■ What is required:
Copy exactly the line containing "Extract the structured" and all lines after it, through the last line of the material below; omit everything before it.

■ Supplied material:

____________

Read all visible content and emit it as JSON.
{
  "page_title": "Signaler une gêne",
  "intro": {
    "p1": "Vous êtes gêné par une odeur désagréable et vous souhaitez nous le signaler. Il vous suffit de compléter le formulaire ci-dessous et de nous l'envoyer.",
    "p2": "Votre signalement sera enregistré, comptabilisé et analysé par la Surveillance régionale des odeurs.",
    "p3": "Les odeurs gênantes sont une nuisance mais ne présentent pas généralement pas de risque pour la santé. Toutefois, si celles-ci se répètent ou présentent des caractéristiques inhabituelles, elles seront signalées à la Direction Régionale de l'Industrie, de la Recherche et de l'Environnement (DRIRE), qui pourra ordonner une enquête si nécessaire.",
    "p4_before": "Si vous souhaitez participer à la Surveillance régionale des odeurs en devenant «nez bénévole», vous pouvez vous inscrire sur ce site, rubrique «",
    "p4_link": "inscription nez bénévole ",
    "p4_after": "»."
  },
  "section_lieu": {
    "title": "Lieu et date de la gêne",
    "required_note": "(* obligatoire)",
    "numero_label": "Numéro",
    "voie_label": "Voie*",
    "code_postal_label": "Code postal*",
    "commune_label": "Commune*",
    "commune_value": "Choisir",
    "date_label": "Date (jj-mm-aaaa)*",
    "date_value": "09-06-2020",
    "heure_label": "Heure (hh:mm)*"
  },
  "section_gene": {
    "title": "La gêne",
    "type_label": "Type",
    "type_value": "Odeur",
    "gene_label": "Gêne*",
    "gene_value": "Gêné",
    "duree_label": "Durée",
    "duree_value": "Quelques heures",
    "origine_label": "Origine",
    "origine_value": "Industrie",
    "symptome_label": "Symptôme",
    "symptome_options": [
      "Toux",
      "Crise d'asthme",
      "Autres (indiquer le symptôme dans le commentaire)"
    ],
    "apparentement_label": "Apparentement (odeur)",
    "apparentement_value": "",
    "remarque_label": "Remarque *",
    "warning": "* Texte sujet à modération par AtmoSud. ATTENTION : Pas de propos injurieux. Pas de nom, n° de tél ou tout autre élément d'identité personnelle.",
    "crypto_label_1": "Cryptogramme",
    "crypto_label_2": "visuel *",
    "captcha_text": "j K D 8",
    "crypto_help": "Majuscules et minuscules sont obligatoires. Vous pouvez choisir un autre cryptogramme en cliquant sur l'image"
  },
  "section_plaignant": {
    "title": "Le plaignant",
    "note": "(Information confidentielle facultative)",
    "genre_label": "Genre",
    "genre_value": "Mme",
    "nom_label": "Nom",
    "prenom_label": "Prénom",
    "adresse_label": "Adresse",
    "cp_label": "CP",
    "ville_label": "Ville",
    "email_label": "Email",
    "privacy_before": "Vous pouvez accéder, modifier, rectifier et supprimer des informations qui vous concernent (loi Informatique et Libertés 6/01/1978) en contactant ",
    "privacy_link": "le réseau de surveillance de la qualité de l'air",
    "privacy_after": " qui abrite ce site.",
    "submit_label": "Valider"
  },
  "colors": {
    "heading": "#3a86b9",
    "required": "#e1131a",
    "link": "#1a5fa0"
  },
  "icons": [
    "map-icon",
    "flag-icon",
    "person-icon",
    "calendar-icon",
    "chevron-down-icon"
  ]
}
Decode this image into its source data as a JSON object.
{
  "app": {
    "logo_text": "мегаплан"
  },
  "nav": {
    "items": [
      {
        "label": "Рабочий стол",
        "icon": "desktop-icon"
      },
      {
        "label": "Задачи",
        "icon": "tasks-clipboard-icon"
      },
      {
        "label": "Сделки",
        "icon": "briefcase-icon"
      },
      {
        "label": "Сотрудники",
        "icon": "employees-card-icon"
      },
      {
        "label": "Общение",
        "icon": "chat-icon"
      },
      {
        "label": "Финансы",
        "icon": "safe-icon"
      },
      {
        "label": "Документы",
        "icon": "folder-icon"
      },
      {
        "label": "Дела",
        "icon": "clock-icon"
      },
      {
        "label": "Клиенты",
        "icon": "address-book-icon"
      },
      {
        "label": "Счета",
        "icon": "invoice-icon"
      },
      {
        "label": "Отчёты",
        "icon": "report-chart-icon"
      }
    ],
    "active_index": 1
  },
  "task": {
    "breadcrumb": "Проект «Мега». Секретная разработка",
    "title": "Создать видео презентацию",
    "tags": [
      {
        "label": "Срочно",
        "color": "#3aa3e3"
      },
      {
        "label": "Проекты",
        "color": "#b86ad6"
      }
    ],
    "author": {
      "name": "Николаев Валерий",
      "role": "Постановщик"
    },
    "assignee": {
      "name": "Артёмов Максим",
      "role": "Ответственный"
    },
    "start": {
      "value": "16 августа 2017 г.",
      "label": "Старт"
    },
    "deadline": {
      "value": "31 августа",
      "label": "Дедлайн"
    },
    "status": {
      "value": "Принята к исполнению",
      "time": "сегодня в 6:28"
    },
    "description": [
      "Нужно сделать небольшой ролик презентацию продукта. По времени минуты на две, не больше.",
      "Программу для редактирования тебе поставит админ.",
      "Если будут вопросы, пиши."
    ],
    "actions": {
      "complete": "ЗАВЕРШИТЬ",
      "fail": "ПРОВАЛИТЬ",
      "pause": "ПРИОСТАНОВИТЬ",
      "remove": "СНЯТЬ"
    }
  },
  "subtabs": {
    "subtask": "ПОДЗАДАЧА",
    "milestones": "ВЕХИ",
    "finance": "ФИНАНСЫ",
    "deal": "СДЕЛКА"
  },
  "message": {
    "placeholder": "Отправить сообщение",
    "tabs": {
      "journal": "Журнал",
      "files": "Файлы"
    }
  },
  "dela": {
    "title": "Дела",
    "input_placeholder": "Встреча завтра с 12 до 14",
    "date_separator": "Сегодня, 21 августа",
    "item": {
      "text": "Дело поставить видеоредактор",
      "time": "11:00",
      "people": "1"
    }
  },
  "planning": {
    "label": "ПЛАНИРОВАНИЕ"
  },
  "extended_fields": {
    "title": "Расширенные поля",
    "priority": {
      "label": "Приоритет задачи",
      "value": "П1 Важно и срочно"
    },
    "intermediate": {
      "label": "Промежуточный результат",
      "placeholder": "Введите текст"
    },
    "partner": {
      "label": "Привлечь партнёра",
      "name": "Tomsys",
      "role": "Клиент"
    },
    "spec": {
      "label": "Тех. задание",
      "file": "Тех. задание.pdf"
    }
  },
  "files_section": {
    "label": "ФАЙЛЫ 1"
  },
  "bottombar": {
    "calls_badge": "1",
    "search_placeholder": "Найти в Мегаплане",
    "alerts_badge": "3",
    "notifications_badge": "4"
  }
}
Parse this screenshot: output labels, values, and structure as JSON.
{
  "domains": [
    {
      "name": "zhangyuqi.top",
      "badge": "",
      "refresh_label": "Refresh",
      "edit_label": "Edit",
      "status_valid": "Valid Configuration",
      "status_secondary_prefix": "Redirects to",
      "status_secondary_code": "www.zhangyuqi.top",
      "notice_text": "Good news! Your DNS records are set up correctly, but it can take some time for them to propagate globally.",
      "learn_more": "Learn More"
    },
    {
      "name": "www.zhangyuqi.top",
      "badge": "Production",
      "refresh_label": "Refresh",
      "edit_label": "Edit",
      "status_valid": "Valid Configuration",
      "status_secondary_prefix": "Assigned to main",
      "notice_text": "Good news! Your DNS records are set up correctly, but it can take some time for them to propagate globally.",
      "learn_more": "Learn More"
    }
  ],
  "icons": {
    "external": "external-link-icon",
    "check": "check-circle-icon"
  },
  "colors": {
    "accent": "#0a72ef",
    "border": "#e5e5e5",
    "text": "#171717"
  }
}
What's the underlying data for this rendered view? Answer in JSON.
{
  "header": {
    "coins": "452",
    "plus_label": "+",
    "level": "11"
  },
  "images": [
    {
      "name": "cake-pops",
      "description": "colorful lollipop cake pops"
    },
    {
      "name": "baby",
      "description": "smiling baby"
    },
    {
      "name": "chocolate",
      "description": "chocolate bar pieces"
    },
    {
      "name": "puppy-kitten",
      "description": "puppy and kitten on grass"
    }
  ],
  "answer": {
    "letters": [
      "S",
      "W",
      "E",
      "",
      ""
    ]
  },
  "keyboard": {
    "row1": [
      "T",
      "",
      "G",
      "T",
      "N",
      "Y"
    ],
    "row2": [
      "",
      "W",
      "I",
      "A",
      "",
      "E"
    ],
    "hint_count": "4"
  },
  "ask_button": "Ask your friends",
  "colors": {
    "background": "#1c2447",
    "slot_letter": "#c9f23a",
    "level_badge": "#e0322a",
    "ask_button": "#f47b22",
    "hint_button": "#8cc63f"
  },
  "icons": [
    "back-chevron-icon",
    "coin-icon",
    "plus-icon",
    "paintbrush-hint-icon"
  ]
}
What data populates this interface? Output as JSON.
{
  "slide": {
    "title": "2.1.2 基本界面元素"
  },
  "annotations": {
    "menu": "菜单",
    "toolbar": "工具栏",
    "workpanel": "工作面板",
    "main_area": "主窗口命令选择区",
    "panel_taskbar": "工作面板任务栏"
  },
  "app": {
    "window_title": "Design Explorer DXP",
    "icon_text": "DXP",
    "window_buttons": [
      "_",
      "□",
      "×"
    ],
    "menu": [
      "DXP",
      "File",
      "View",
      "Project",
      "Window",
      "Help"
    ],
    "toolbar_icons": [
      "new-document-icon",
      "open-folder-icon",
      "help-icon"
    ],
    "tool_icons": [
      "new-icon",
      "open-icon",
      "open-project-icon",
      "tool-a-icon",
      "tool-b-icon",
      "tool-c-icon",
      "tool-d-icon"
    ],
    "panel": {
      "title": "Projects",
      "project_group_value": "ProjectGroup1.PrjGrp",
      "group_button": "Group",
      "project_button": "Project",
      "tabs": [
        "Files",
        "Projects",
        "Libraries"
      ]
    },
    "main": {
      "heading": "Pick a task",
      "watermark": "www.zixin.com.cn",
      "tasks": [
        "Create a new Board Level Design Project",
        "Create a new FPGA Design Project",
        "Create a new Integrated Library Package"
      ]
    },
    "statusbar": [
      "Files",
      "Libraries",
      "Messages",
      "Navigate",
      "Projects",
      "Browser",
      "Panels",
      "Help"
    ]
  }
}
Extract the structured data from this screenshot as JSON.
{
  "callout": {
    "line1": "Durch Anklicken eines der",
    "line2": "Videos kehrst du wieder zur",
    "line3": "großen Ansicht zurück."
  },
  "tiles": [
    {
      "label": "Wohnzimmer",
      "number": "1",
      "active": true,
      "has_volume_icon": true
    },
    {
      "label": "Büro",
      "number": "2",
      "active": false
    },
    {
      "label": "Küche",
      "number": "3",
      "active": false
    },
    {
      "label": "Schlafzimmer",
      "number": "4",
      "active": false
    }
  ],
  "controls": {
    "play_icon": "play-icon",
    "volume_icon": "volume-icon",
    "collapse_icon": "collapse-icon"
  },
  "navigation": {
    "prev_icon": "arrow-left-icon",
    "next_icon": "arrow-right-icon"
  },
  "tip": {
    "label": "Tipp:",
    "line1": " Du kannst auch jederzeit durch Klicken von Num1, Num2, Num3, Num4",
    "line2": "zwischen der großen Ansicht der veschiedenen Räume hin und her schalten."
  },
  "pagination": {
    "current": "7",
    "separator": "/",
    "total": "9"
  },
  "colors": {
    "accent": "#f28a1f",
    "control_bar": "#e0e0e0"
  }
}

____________

■ Task output:
Extract the structured data from this screenshot as JSON.
{
  "callout": {
    "line1": "Durch Anklicken eines der",
    "line2": "Videos kehrst du wieder zur",
    "line3": "großen Ansicht zurück."
  },
  "tiles": [
    {
      "label": "Wohnzimmer",
      "number": "1",
      "active": true,
      "has_volume_icon": true
    },
    {
      "label": "Büro",
      "number": "2",
      "active": false
    },
    {
      "label": "Küche",
      "number": "3",
      "active": false
    },
    {
      "label": "Schlafzimmer",
      "number": "4",
      "active": false
    }
  ],
  "controls": {
    "play_icon": "play-icon",
    "volume_icon": "volume-icon",
    "collapse_icon": "collapse-icon"
  },
  "navigation": {
    "prev_icon": "arrow-left-icon",
    "next_icon": "arrow-right-icon"
  },
  "tip": {
    "label": "Tipp:",
    "line1": " Du kannst auch jederzeit durch Klicken von Num1, Num2, Num3, Num4",
    "line2": "zwischen der großen Ansicht der veschiedenen Räume hin und her schalten."
  },
  "pagination": {
    "current": "7",
    "separator": "/",
    "total": "9"
  },
  "colors": {
    "accent": "#f28a1f",
    "control_bar": "#e0e0e0"
  }
}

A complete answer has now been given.